|International Classification||G06T11/00, H04L29/06|
|Cooperative Classification||H04L29/06027, H04L29/06, H04L65/4038, G06T11/00|
|European Classification||H04L29/06, G06T11/00, H04L29/06M4C2|
|Sep 28, 1995||AS||Assignment|
Owner name: INTEL CORPORATION, CALIFORNIA
Free format text: ASSIGNMENT OF ASSIGNORS INTEREST;ASSIGNORS:KUKKAL, PUNEET;BOSS, DALE;IYENGAR, SRIDHAR;REEL/FRAME:007705/0471

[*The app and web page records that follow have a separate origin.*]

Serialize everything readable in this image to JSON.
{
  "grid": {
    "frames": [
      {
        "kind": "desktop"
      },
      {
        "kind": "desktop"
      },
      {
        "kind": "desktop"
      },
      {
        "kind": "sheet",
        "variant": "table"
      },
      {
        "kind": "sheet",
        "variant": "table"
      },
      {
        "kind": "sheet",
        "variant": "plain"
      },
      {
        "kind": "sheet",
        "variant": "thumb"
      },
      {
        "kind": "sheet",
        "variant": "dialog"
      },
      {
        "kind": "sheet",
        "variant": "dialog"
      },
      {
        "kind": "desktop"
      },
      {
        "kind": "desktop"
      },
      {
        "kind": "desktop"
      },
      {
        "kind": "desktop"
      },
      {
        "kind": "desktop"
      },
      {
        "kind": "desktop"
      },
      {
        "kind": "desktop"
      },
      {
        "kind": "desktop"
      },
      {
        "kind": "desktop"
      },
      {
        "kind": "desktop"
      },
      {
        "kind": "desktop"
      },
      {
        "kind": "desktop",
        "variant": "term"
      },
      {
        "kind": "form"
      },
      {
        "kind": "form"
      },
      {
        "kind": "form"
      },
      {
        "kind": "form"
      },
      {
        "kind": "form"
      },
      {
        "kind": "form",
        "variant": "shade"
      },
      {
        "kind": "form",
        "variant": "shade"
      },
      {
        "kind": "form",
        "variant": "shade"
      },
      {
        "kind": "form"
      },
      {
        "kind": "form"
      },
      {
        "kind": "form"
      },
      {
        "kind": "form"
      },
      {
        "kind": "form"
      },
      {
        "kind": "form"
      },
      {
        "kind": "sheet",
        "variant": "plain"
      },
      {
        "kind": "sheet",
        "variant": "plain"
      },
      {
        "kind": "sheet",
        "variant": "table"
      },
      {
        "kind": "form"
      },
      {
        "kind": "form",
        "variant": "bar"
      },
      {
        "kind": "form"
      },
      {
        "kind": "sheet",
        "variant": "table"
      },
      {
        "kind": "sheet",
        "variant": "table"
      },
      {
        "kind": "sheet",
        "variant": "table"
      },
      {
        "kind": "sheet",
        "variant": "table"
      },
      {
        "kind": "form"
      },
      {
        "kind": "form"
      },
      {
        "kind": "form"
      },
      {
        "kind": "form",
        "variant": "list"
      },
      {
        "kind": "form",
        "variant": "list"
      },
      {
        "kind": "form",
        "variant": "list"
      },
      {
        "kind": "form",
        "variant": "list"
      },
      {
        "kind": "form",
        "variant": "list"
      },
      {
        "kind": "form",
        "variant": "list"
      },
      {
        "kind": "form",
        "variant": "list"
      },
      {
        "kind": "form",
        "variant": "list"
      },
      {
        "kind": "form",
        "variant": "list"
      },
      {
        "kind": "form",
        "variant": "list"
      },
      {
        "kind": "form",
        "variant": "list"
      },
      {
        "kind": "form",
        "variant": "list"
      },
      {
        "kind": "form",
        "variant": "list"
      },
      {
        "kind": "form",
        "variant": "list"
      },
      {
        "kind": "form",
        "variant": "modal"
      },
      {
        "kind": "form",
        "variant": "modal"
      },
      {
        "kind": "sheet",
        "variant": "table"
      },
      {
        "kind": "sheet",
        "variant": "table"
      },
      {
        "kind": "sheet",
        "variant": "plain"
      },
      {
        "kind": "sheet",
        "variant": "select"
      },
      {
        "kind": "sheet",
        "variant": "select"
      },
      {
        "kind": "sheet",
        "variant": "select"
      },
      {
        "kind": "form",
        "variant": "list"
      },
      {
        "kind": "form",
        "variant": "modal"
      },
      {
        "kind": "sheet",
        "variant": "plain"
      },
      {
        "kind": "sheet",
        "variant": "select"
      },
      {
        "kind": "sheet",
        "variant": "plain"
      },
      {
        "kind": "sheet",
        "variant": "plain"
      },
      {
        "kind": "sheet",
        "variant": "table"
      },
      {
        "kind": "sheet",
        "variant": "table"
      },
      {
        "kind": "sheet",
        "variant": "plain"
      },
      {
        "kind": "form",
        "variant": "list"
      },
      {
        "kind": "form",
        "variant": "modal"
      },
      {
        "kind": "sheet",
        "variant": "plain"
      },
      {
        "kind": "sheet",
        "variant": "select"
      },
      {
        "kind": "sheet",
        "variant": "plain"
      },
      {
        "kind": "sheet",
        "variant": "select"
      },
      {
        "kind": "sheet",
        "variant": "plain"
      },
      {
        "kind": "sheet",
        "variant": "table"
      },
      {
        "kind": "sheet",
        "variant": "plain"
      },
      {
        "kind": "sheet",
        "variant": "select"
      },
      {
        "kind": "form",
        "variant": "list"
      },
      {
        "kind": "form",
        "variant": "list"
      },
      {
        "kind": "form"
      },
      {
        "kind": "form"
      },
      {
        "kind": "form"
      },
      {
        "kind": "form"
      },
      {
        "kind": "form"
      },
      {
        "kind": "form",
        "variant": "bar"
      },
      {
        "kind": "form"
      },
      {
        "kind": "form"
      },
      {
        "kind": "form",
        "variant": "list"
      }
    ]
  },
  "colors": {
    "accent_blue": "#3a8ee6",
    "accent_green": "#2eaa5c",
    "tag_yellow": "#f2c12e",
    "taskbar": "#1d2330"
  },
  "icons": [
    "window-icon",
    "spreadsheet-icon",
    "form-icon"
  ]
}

Effective date: 19950926
|Dec 28, 2001||FPAY||Fee payment|
Year of fee payment: 4
|Jan 22, 2002||REMI||Maintenance fee reminder mailed|
|Dec 27, 2005||FPAY||Fee payment|
Year of fee payment: 8
|Feb 1, 2010||REMI||Maintenance fee reminder mailed|
|Jun 30, 2010||LAPS||Lapse for failure to pay maintenance fees|
|Aug 17, 2010||FP||Expired due to failure to pay maintenance fee|
Effective date: 20100630